When it comes to starting a new sewing or knitting project, I usually just dive in. I don’t want to take the time to check my knitting gauge or practice my quilting design, although I often do. A quick test can save me time and materials. But I avoid extended practice because I don’t feel like I have any time to waste. Knitting, sewing, and beading are my downtime activities, things I do when I’m trying to recharge. Even though they are “just hobbies”, I want something to show for my effort. So I am always working on a project, instead of taking time to practice.
Recently, I let myself practice beading. I was still getting over being sick and needed something to do with my hands, so I decided to make the beading sampler from Liz Kettle’s book First-Time Beading on Fabric. I felt a little silly working through the exercises because at least half of them were stitches I already knew. But beading projects usually require a bunch of planning. Here was a way to spend my time beading without having to think or plan, and that was ideal.
To my surprise, I’ve really enjoyed what I’ve done so far. Not only has it been a great excuse to play with my many beads, but I’ve learned a lot. I’ve found out that there are things that look easy but require practice. For example, making “train tracks” with the bugle beads was much harder than I would have expected.
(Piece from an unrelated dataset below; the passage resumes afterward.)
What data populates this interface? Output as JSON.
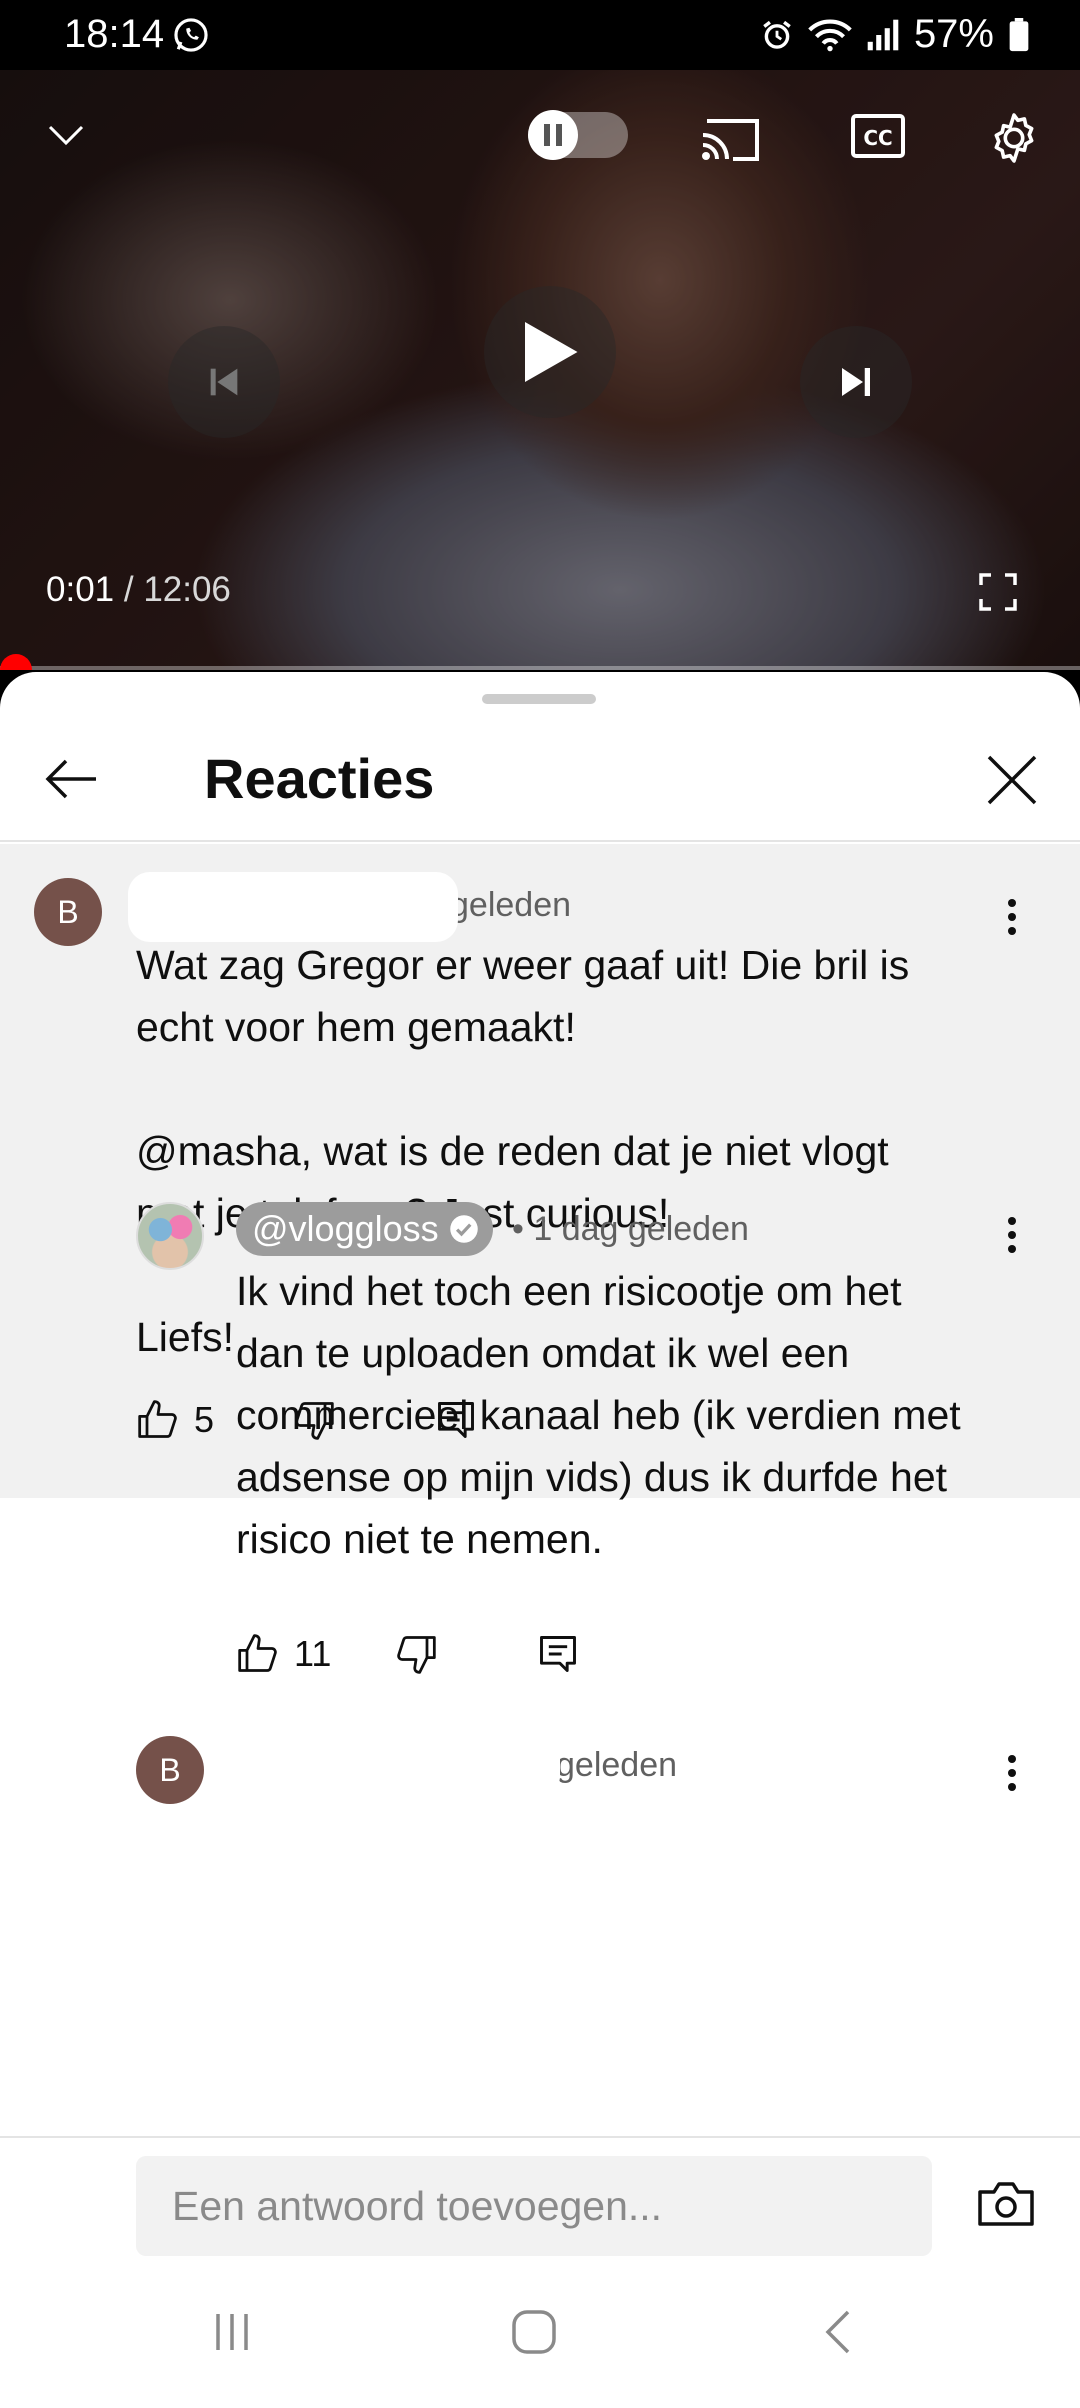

I made mistakes on my sampler, but rather than fixing them, I just moved over and tried again. Seeing the mistakes will help me to remember just how careful I need to be if I ever want to use this technique on a project.
I also discovered new favorites that I might never have tried. Picot edging is fun and I love how it looks. Because the choice of bead color can greatly affect how the ruffled picot edging looks, I’m looking forward to experimenting with it. I also have a poor track record with peyote stitch, but I felt like hero when I conquered the cabochons.
I’m glad I took the time to do this practice work. I might have seen the bugle bead train tracks idea somewhere and tried it on a project without realizing how hard it would be. That would have been frustrating. I certainly would have by-passed any chance to use a cabochon because I didn’t think I could make the peyote stitch work. Now that I know more about these techniques, I’ll have more options the next time I design a beaded project.
I still have to put the bead book together, but you can be sure I’ll follow through on this one. I’m looking forward to practicing more of my beading techniques on the cover. I wonder what else I’ll learn?
Do you take time to practice techniques you use for your hobbies? What have you learned from taking time to practice? From not bothering to?